• **Task input**:
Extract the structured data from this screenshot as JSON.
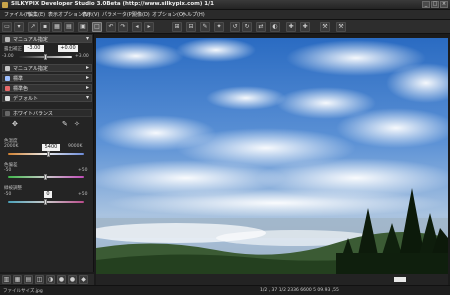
{
  "window": {
    "title": "SILKYPIX Developer Studio 3.0Beta (http://www.silkypix.com)   1/1",
    "controls": [
      "_",
      "□",
      "×"
    ]
  },
  "menu": [
    "ファイル(F)",
    "編集(E)",
    "表示オプション(V)",
    "表示(V)",
    "パラメータ(P)",
    "現像(D)",
    "オプション(O)",
    "ヘルプ(H)"
  ],
  "left_panel": {
    "exposure": {
      "label": "露出補正",
      "value": "-3.00",
      "value2": "+0.00",
      "min": "-3.00",
      "max": "+3.00"
    },
    "rows": [
      {
        "label": "マニュアル指定"
      },
      {
        "label": "マニュアル指定"
      },
      {
        "label": "標準"
      },
      {
        "label": "標準色"
      },
      {
        "label": "デフォルト"
      }
    ],
    "wb_header": "ホワイトバランス",
    "color_temp": {
      "label": "色温度",
      "value": "5400",
      "min": "2000K",
      "max": "9000K"
    },
    "color_bias": {
      "label": "色偏差",
      "min": "-50",
      "max": "+50",
      "value": "0"
    },
    "green_mag": {
      "label": "緑被調整",
      "min": "-50",
      "max": "+50",
      "value": "0"
    }
  },
  "status": {
    "left": "ファイルサイズ.jpg",
    "right": "1/2 , 37  1/2 2336 6600  5 09.93 ,55",
    "zoom": "37"
  }
}
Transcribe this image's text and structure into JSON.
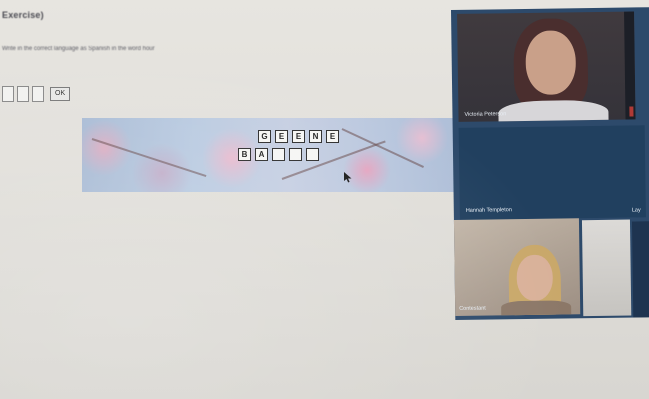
{
  "exercise": {
    "title": "Exercise)",
    "instruction": "Write in the correct language as Spanish in the word hour",
    "ok_label": "OK"
  },
  "puzzle": {
    "row1": [
      "G",
      "E",
      "E",
      "N",
      "E"
    ],
    "row2": [
      "B",
      "A",
      "",
      "",
      ""
    ]
  },
  "video_call": {
    "participant_1_name": "Victoria Peterson",
    "participant_2_name": "Hannah Templeton",
    "participant_3_name": "Contestant",
    "participant_4_name": "Lay"
  }
}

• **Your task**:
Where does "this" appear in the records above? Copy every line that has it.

• **Solution to the exercise**:
Extract the structured data from this screenshot as JSON.
Transcribe this image's text and structure into JSON.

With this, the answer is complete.